WORK TASK:
Pictures aside, return all of the records exactly as they stand.

━━━ DATA SHOWN

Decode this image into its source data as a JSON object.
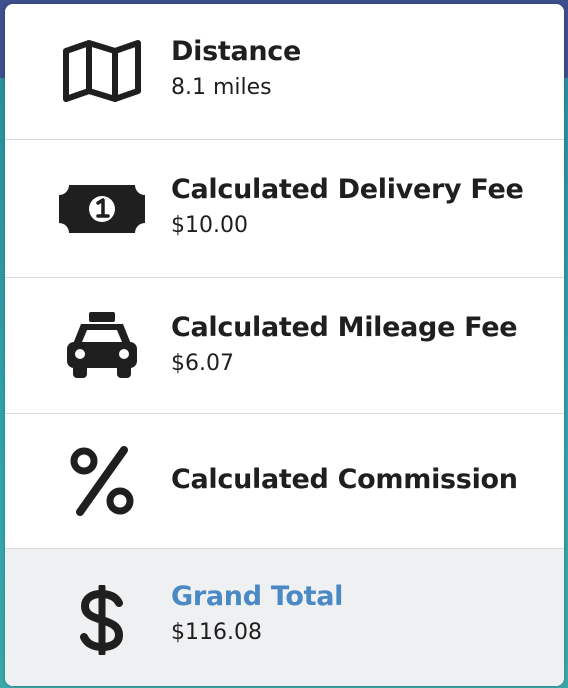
{
  "summary": {
    "rows": [
      {
        "label": "Distance",
        "value": "8.1 miles",
        "icon": "map-icon"
      },
      {
        "label": "Calculated Delivery Fee",
        "value": "$10.00",
        "icon": "money-bill-icon"
      },
      {
        "label": "Calculated Mileage Fee",
        "value": "$6.07",
        "icon": "taxi-icon"
      },
      {
        "label": "Calculated Commission",
        "value": "",
        "icon": "percent-icon"
      },
      {
        "label": "Grand Total",
        "value": "$116.08",
        "icon": "dollar-icon"
      }
    ]
  },
  "colors": {
    "accent": "#4a89c4",
    "text": "#1f1f1f",
    "highlight_row_bg": "#eff0f2",
    "divider": "#d8d8d8"
  }
}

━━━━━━

FINISHED TASK:
Decode this image into its source data as a JSON object.
{
  "summary": {
    "rows": [
      {
        "label": "Distance",
        "value": "8.1 miles",
        "icon": "map-icon"
      },
      {
        "label": "Calculated Delivery Fee",
        "value": "$10.00",
        "icon": "money-bill-icon"
      },
      {
        "label": "Calculated Mileage Fee",
        "value": "$6.07",
        "icon": "taxi-icon"
      },
      {
        "label": "Calculated Commission",
        "value": "",
        "icon": "percent-icon"
      },
      {
        "label": "Grand Total",
        "value": "$116.08",
        "icon": "dollar-icon"
      }
    ]
  },
  "colors": {
    "accent": "#4a89c4",
    "text": "#1f1f1f",
    "highlight_row_bg": "#eff0f2",
    "divider": "#d8d8d8"
  }
}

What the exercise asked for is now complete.